[Dataset items]
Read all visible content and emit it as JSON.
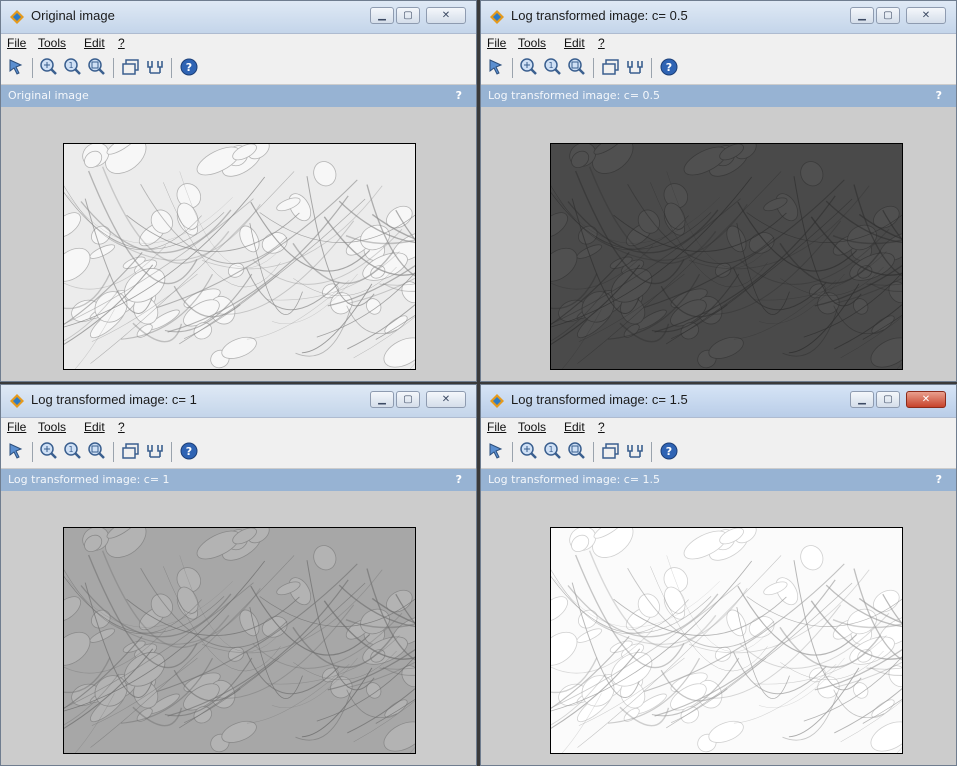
{
  "menu": [
    "File",
    "Tools",
    "Edit",
    "?"
  ],
  "toolbar_icons": [
    "cursor-icon",
    "zoom-grid-icon",
    "zoom-in-icon",
    "zoom-fit-icon",
    "window-icon",
    "profile-icon",
    "help-icon"
  ],
  "windows": [
    {
      "title": "Original image",
      "header": "Original image",
      "help": "?",
      "tone": "original",
      "active": false
    },
    {
      "title": "Log transformed image: c= 0.5",
      "header": "Log transformed image: c= 0.5",
      "help": "?",
      "tone": "dark",
      "active": false
    },
    {
      "title": "Log transformed image: c= 1",
      "header": "Log transformed image: c= 1",
      "help": "?",
      "tone": "mid",
      "active": false
    },
    {
      "title": "Log transformed image: c= 1.5",
      "header": "Log transformed image: c= 1.5",
      "help": "?",
      "tone": "bright",
      "active": true
    }
  ],
  "colors": {
    "header_bg": "#97b3d3",
    "window_bg": "#cccccc",
    "close_active": "#c7422b"
  }
}
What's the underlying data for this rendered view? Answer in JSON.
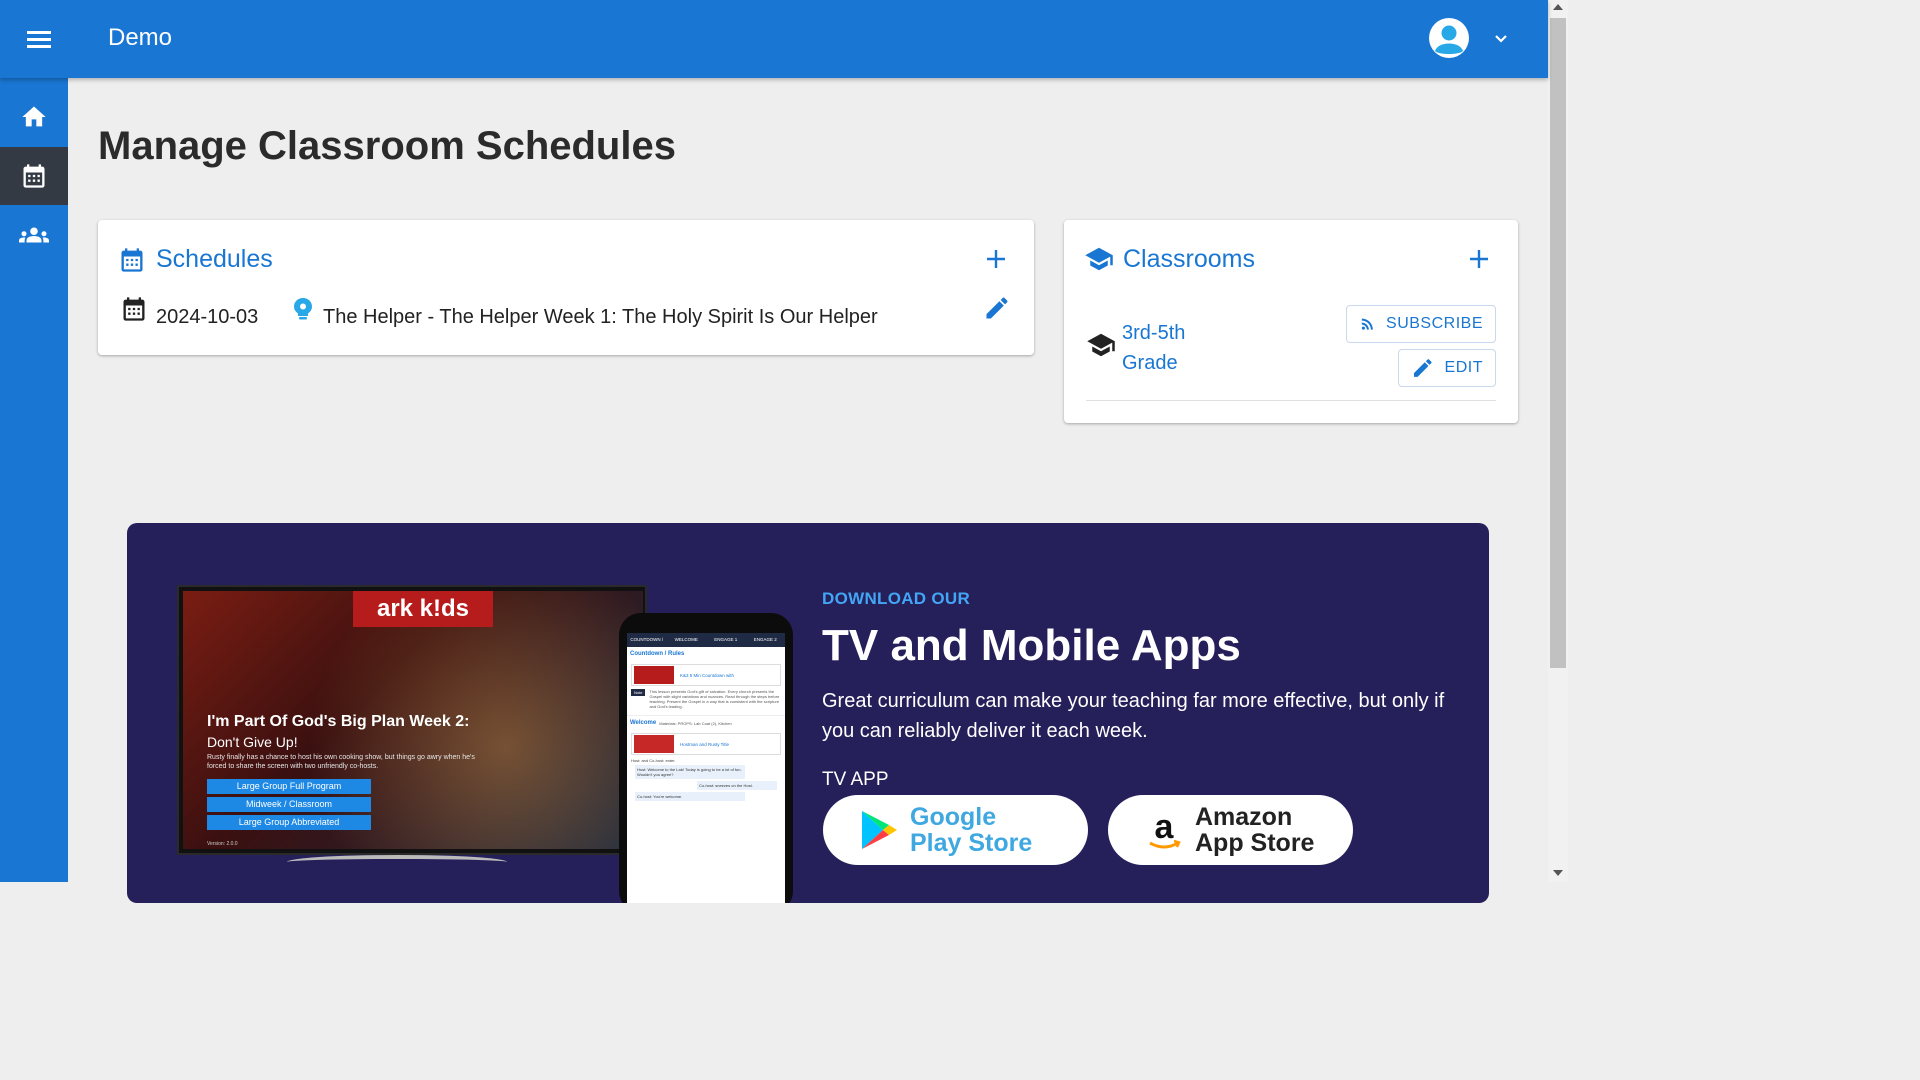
{
  "app": {
    "title": "Demo"
  },
  "page": {
    "title": "Manage Classroom Schedules"
  },
  "schedules": {
    "title": "Schedules",
    "items": [
      {
        "date": "2024-10-03",
        "name": "The Helper - The Helper Week 1: The Holy Spirit Is Our Helper"
      }
    ]
  },
  "classrooms": {
    "title": "Classrooms",
    "items": [
      {
        "name": "3rd-5th Grade",
        "subscribe_label": "SUBSCRIBE",
        "edit_label": "EDIT"
      }
    ]
  },
  "promo": {
    "overline": "DOWNLOAD OUR",
    "title": "TV and Mobile Apps",
    "description": "Great curriculum can make your teaching far more effective, but only if you can reliably deliver it each week.",
    "tv_app_label": "TV APP",
    "google_store": {
      "line1": "Google",
      "line2": "Play Store"
    },
    "amazon_store": {
      "line1": "Amazon",
      "line2": "App Store"
    },
    "tv_screen": {
      "logo": "ark k!ds",
      "title": "I'm Part Of God's Big Plan Week 2:",
      "subtitle": "Don't Give Up!",
      "description": "Rusty finally has a chance to host his own cooking show, but things go awry when he's forced to share the screen with two unfriendly co-hosts.",
      "buttons": [
        "Large Group Full Program",
        "Midweek / Classroom",
        "Large Group Abbreviated"
      ],
      "version": "Version: 2.0.0"
    },
    "phone_screen": {
      "tabs": [
        "COUNTDOWN / RULES",
        "WELCOME",
        "ENGAGE 1",
        "ENGAGE 2"
      ],
      "section1": "Countdown / Rules",
      "row1": "K&3 5 Min Countdown with",
      "note_label": "Note",
      "note": "This lesson presents God's gift of salvation. Every church presents the Gospel with slight variations and nuances. Read through the steps before teaching. Present the Gospel in a way that is consistent with the scripture and God's leading.",
      "section2": "Welcome",
      "materials": "Materials: PROPS: Lab Coat (2), Kitchen",
      "row2": "Hostman and Rusty Title",
      "enter": "Host: and Co-host: enter.",
      "bubble1": "Host: Welcome to the Lab! Today is going to be a lot of fun. Wouldn't you agree?",
      "bubble2": "Co-host: sneezes on the Host.",
      "bubble3": "Co-host: You're welcome."
    }
  },
  "colors": {
    "primary": "#1976d2",
    "promo_bg": "#251f5a",
    "accent": "#42a5f5"
  }
}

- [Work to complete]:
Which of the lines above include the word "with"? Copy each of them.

- [Problem solution]:
      "description": "Rusty finally has a chance to host his own cooking show, but things go awry when he's forced to share the screen with two unfriendly co-hosts.",
      "row1": "K&3 5 Min Countdown with",
      "note": "This lesson presents God's gift of salvation. Every church presents the Gospel with slight variations and nuances. Read through the steps before teaching. Present the Gospel in a way that is consistent with the scripture and God's leading.",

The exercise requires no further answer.